| Description of the task |
Show each line from the listing that includes the word "Ramadhan".

| Record set |

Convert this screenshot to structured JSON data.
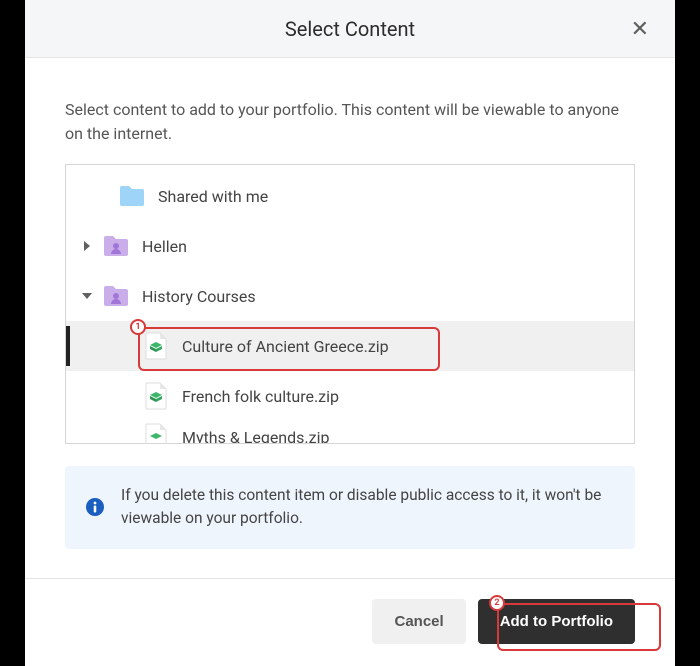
{
  "dialog": {
    "title": "Select Content",
    "description": "Select content to add to your portfolio. This content will be viewable to anyone on the internet."
  },
  "tree": {
    "rows": [
      {
        "label": "Shared with me"
      },
      {
        "label": "Hellen"
      },
      {
        "label": "History Courses"
      },
      {
        "label": "Culture of Ancient Greece.zip"
      },
      {
        "label": "French folk culture.zip"
      },
      {
        "label": "Myths & Legends.zip"
      }
    ]
  },
  "info": {
    "text": "If you delete this content item or disable public access to it, it won't be viewable on your portfolio."
  },
  "footer": {
    "cancel": "Cancel",
    "submit": "Add to Portfolio"
  },
  "callouts": {
    "one": "1",
    "two": "2"
  }
}
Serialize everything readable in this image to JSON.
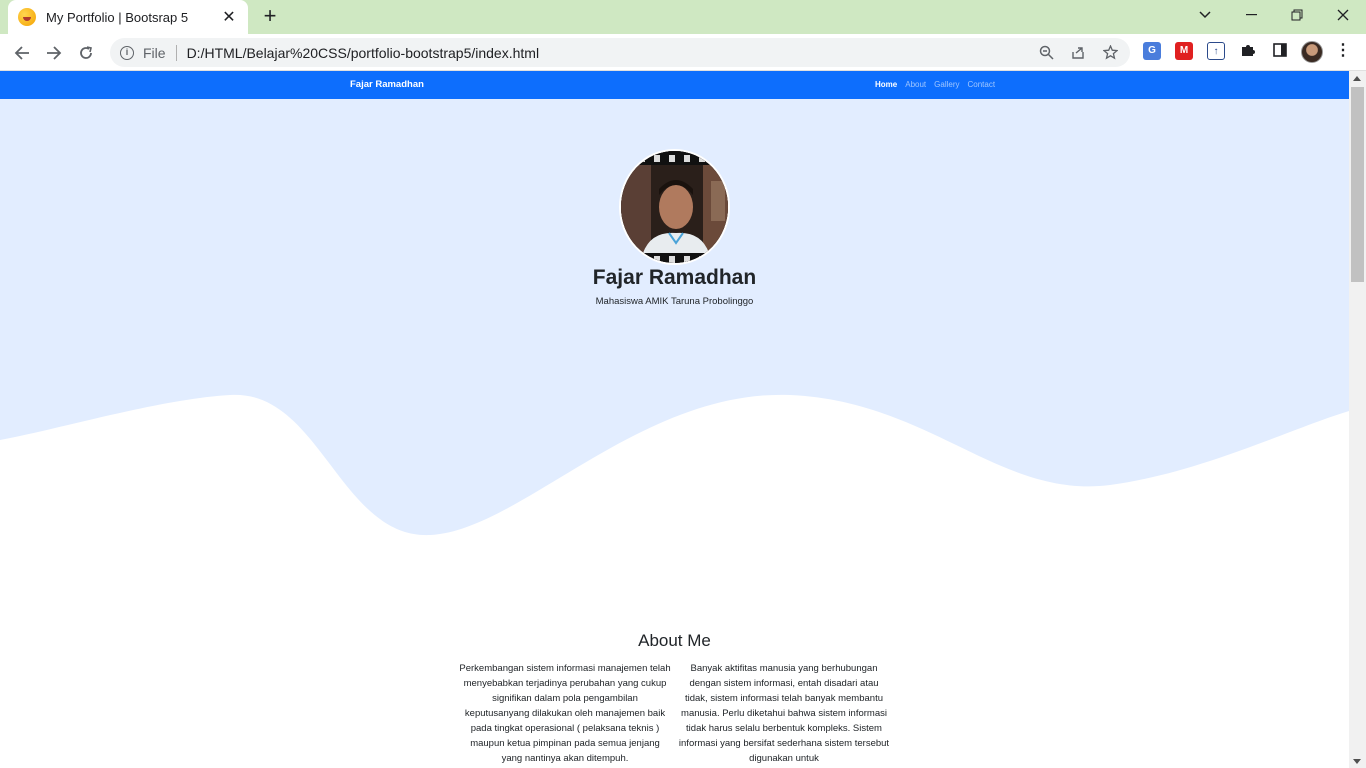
{
  "browser": {
    "tab_title": "My Portfolio | Bootsrap 5",
    "tab_close": "✕",
    "new_tab": "+",
    "file_label": "File",
    "url": "D:/HTML/Belajar%20CSS/portfolio-bootstrap5/index.html",
    "window_controls": {
      "dropdown": "⌄",
      "minimize": "—",
      "restore": "❐",
      "close": "✕"
    }
  },
  "site": {
    "brand": "Fajar Ramadhan",
    "nav": [
      {
        "label": "Home",
        "active": true
      },
      {
        "label": "About",
        "active": false
      },
      {
        "label": "Gallery",
        "active": false
      },
      {
        "label": "Contact",
        "active": false
      }
    ],
    "hero": {
      "name": "Fajar Ramadhan",
      "subtitle": "Mahasiswa AMIK Taruna Probolinggo"
    },
    "about": {
      "title": "About Me",
      "col1": "Perkembangan sistem informasi manajemen telah menyebabkan terjadinya perubahan yang cukup signifikan dalam pola pengambilan keputusanyang dilakukan oleh manajemen baik pada tingkat operasional ( pelaksana teknis ) maupun ketua pimpinan pada semua jenjang yang nantinya akan ditempuh.",
      "col2": "Banyak aktifitas manusia yang berhubungan dengan sistem informasi, entah disadari atau tidak, sistem informasi telah banyak membantu manusia. Perlu diketahui bahwa sistem informasi tidak harus selalu berbentuk kompleks. Sistem informasi yang bersifat sederhana sistem tersebut digunakan untuk"
    }
  },
  "colors": {
    "navbar": "#0d6efd",
    "hero_bg": "#e2edff",
    "titlebar": "#cfe8c2"
  }
}
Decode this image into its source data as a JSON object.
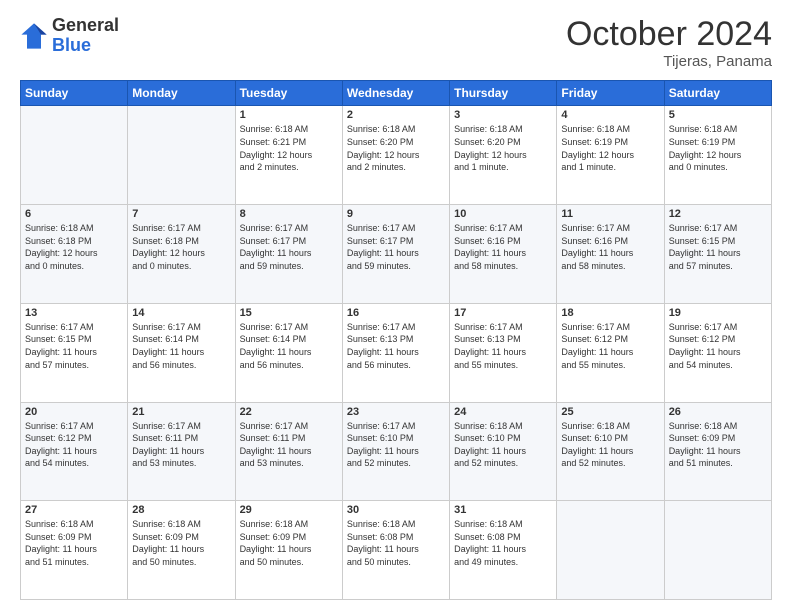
{
  "header": {
    "logo_general": "General",
    "logo_blue": "Blue",
    "month_title": "October 2024",
    "location": "Tijeras, Panama"
  },
  "days_of_week": [
    "Sunday",
    "Monday",
    "Tuesday",
    "Wednesday",
    "Thursday",
    "Friday",
    "Saturday"
  ],
  "weeks": [
    [
      {
        "num": "",
        "info": ""
      },
      {
        "num": "",
        "info": ""
      },
      {
        "num": "1",
        "info": "Sunrise: 6:18 AM\nSunset: 6:21 PM\nDaylight: 12 hours\nand 2 minutes."
      },
      {
        "num": "2",
        "info": "Sunrise: 6:18 AM\nSunset: 6:20 PM\nDaylight: 12 hours\nand 2 minutes."
      },
      {
        "num": "3",
        "info": "Sunrise: 6:18 AM\nSunset: 6:20 PM\nDaylight: 12 hours\nand 1 minute."
      },
      {
        "num": "4",
        "info": "Sunrise: 6:18 AM\nSunset: 6:19 PM\nDaylight: 12 hours\nand 1 minute."
      },
      {
        "num": "5",
        "info": "Sunrise: 6:18 AM\nSunset: 6:19 PM\nDaylight: 12 hours\nand 0 minutes."
      }
    ],
    [
      {
        "num": "6",
        "info": "Sunrise: 6:18 AM\nSunset: 6:18 PM\nDaylight: 12 hours\nand 0 minutes."
      },
      {
        "num": "7",
        "info": "Sunrise: 6:17 AM\nSunset: 6:18 PM\nDaylight: 12 hours\nand 0 minutes."
      },
      {
        "num": "8",
        "info": "Sunrise: 6:17 AM\nSunset: 6:17 PM\nDaylight: 11 hours\nand 59 minutes."
      },
      {
        "num": "9",
        "info": "Sunrise: 6:17 AM\nSunset: 6:17 PM\nDaylight: 11 hours\nand 59 minutes."
      },
      {
        "num": "10",
        "info": "Sunrise: 6:17 AM\nSunset: 6:16 PM\nDaylight: 11 hours\nand 58 minutes."
      },
      {
        "num": "11",
        "info": "Sunrise: 6:17 AM\nSunset: 6:16 PM\nDaylight: 11 hours\nand 58 minutes."
      },
      {
        "num": "12",
        "info": "Sunrise: 6:17 AM\nSunset: 6:15 PM\nDaylight: 11 hours\nand 57 minutes."
      }
    ],
    [
      {
        "num": "13",
        "info": "Sunrise: 6:17 AM\nSunset: 6:15 PM\nDaylight: 11 hours\nand 57 minutes."
      },
      {
        "num": "14",
        "info": "Sunrise: 6:17 AM\nSunset: 6:14 PM\nDaylight: 11 hours\nand 56 minutes."
      },
      {
        "num": "15",
        "info": "Sunrise: 6:17 AM\nSunset: 6:14 PM\nDaylight: 11 hours\nand 56 minutes."
      },
      {
        "num": "16",
        "info": "Sunrise: 6:17 AM\nSunset: 6:13 PM\nDaylight: 11 hours\nand 56 minutes."
      },
      {
        "num": "17",
        "info": "Sunrise: 6:17 AM\nSunset: 6:13 PM\nDaylight: 11 hours\nand 55 minutes."
      },
      {
        "num": "18",
        "info": "Sunrise: 6:17 AM\nSunset: 6:12 PM\nDaylight: 11 hours\nand 55 minutes."
      },
      {
        "num": "19",
        "info": "Sunrise: 6:17 AM\nSunset: 6:12 PM\nDaylight: 11 hours\nand 54 minutes."
      }
    ],
    [
      {
        "num": "20",
        "info": "Sunrise: 6:17 AM\nSunset: 6:12 PM\nDaylight: 11 hours\nand 54 minutes."
      },
      {
        "num": "21",
        "info": "Sunrise: 6:17 AM\nSunset: 6:11 PM\nDaylight: 11 hours\nand 53 minutes."
      },
      {
        "num": "22",
        "info": "Sunrise: 6:17 AM\nSunset: 6:11 PM\nDaylight: 11 hours\nand 53 minutes."
      },
      {
        "num": "23",
        "info": "Sunrise: 6:17 AM\nSunset: 6:10 PM\nDaylight: 11 hours\nand 52 minutes."
      },
      {
        "num": "24",
        "info": "Sunrise: 6:18 AM\nSunset: 6:10 PM\nDaylight: 11 hours\nand 52 minutes."
      },
      {
        "num": "25",
        "info": "Sunrise: 6:18 AM\nSunset: 6:10 PM\nDaylight: 11 hours\nand 52 minutes."
      },
      {
        "num": "26",
        "info": "Sunrise: 6:18 AM\nSunset: 6:09 PM\nDaylight: 11 hours\nand 51 minutes."
      }
    ],
    [
      {
        "num": "27",
        "info": "Sunrise: 6:18 AM\nSunset: 6:09 PM\nDaylight: 11 hours\nand 51 minutes."
      },
      {
        "num": "28",
        "info": "Sunrise: 6:18 AM\nSunset: 6:09 PM\nDaylight: 11 hours\nand 50 minutes."
      },
      {
        "num": "29",
        "info": "Sunrise: 6:18 AM\nSunset: 6:09 PM\nDaylight: 11 hours\nand 50 minutes."
      },
      {
        "num": "30",
        "info": "Sunrise: 6:18 AM\nSunset: 6:08 PM\nDaylight: 11 hours\nand 50 minutes."
      },
      {
        "num": "31",
        "info": "Sunrise: 6:18 AM\nSunset: 6:08 PM\nDaylight: 11 hours\nand 49 minutes."
      },
      {
        "num": "",
        "info": ""
      },
      {
        "num": "",
        "info": ""
      }
    ]
  ]
}
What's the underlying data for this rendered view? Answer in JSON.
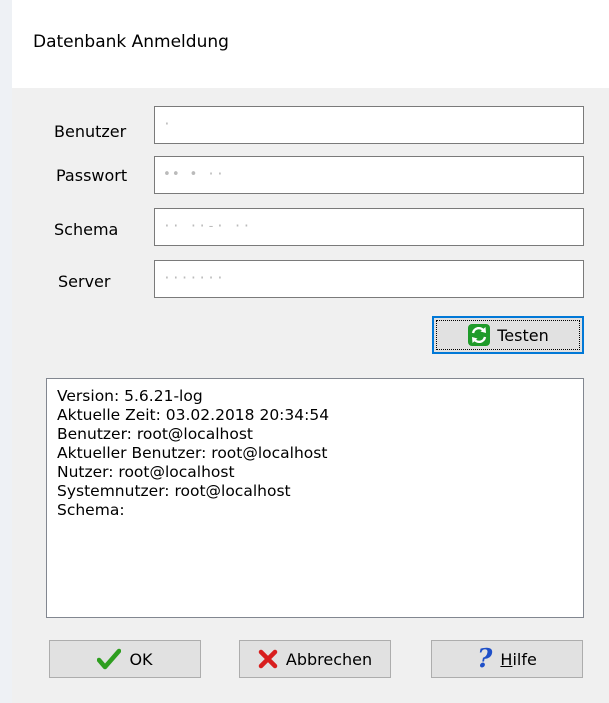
{
  "dialog": {
    "title": "Datenbank Anmeldung"
  },
  "fields": {
    "benutzer": {
      "label": "Benutzer",
      "value": "·"
    },
    "passwort": {
      "label": "Passwort",
      "value": "•• • ··"
    },
    "schema": {
      "label": "Schema",
      "value": "·· ··‐· ··"
    },
    "server": {
      "label": "Server",
      "value": "·······"
    }
  },
  "test_button": {
    "label": "Testen",
    "icon": "refresh-icon"
  },
  "output": {
    "lines": [
      "Version: 5.6.21-log",
      "Aktuelle Zeit: 03.02.2018 20:34:54",
      "Benutzer: root@localhost",
      "Aktueller Benutzer: root@localhost",
      "Nutzer: root@localhost",
      "Systemnutzer: root@localhost",
      "Schema:"
    ]
  },
  "buttons": {
    "ok": {
      "label": "OK",
      "icon": "checkmark-icon"
    },
    "cancel": {
      "label": "Abbrechen",
      "icon": "x-mark-icon"
    },
    "help": {
      "label": "Hilfe",
      "icon": "question-mark-icon"
    }
  },
  "colors": {
    "accent": "#0078d7",
    "ok_green": "#2e9e1f",
    "cancel_red": "#d81e1e",
    "help_blue": "#1e4fc8"
  }
}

| Answer section |
    "brand": "Fajar Ramadhan",
      "name": "Fajar Ramadhan",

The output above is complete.